Last Living WWII Marine Medal Of Honor Recipient Teaches Vital Lesson About Heroism
Task & Purpose
During WWII, 82 Marines were granted the Medal of Honor for their bravery in the field of battle. Today only one of those men is still with us, Herschel “Woody” Williams. At age 95, he has lived a long, influential life, but he still remembers the story that made him a legend.
Herschel Williams was inspired to join the United States Marine Corps after seeing their uniforms. He received training as a marine in 1943 with a focus on demolition and operating flamethrowers. As WWII progressed, Williams made his way around the Pacific Theater of War traveling from islands such as Guadalcanal and Guam to combat the forces of Imperial Japan. But he would soon encounter the greatest challenge of his life on Iwo Jima.
Arguably the most iconic moment of the Pacific Theater of War was the flag raising at Iwo Jima. While those Marines were erecting a flag, Woody Williams was still on the ground waging an assault against the Imperial Japanese forces of Iwo Jima.
The conflict on Iwo Jima was expected to only last three days before an American victory. However, the Imperial Japanese forces put up a ferocious resistance and American casualties were much higher than anticipated. The Marines couldn’t get past a defense of Japanese pillboxes. A superior officer ordered William to get in past enemy lines and take them out with a flamethrower.
Four other Marines provided cover fire for Williams as the snuck into position and set the pillboxes ablaze. He managed to take out seven Japanese pillboxes allowing the marines to advance. Sadly two of the marines covering Woody were killed by enemy fire while covering him.
After a month of fighting which claimed the lives of over 6,000 American lives, Iwo Jima had been taken. Following the surrender of Imperial Japan, Williams was sent to Washington DC where he was presented with the Medal of Honor by President Truman.
“Unyielding determination and extraordinary heroism in the face of ruthless enemy resistance were directly instrumental in neutralizing one of the most fanatically defended Japanese strong points encountered by his regiment and aided in enabling his company to reach its objective.”
– President Harry S. Truman
At age 95, Herschel Williams is still active as an advocate of the United States Marines and openly discusses his experiences in World War II. After all these years, he never forgets the most important part about his heroism.
“When I received the medal, I became a public figure representing not myself, but representing them.
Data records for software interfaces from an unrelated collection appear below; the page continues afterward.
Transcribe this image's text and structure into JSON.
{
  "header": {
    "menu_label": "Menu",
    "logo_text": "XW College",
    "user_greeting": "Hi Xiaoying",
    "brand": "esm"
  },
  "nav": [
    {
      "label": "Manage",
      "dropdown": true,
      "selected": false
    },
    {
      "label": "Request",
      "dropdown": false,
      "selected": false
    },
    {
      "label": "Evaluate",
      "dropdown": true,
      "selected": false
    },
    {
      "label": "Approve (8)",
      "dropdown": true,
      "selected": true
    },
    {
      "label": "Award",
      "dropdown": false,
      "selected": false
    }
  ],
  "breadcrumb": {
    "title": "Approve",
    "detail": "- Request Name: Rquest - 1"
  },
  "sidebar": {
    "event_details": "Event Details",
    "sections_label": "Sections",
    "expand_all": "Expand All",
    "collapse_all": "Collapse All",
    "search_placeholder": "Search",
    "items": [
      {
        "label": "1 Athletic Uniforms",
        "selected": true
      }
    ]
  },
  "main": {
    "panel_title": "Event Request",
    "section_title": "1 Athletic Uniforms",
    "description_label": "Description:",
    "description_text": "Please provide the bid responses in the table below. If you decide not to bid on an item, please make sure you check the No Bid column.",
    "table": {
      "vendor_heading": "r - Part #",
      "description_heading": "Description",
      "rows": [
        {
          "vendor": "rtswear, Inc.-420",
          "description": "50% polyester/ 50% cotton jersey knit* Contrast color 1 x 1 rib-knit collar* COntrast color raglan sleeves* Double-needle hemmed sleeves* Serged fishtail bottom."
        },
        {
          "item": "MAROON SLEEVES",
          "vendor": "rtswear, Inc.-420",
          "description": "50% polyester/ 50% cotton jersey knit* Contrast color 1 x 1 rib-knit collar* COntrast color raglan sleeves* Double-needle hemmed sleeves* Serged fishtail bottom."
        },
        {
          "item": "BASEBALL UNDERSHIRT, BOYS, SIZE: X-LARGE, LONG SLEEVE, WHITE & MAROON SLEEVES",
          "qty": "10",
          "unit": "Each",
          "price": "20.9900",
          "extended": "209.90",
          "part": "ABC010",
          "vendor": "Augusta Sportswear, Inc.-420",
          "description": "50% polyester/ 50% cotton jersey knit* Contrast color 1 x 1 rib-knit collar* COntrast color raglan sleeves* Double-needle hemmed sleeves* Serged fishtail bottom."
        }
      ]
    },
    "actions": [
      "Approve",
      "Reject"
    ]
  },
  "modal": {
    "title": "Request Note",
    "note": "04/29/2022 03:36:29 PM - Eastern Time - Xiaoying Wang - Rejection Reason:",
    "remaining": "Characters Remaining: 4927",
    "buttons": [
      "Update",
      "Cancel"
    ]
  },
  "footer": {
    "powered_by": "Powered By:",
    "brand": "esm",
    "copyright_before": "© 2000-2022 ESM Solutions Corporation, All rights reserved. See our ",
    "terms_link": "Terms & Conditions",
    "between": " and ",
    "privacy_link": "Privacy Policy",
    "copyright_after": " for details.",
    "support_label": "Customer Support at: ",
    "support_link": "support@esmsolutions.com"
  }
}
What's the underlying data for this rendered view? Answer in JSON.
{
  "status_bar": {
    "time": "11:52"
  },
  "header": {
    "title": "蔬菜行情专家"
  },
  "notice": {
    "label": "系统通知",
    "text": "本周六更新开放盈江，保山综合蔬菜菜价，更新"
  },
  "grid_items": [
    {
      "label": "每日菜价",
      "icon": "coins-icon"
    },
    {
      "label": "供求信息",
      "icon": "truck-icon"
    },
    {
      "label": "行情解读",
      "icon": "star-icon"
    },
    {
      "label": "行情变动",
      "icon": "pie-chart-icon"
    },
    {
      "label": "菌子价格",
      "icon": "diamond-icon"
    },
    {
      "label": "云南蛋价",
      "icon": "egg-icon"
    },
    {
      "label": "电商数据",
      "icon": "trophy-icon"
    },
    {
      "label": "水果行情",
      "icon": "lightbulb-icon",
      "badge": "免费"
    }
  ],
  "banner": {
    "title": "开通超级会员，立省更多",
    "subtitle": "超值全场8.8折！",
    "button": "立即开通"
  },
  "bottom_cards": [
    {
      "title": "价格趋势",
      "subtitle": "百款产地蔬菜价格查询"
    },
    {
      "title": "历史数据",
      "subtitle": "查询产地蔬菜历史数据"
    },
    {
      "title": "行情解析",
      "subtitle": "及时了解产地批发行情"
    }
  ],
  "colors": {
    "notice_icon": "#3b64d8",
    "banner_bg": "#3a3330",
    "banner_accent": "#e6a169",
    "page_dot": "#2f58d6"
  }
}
From that day on, my life took on a completely new path that I never dreamed I would be on.”
– Herschel “Woody” Williams
This video features a great interview with Williams about the fateful day that made him a legend.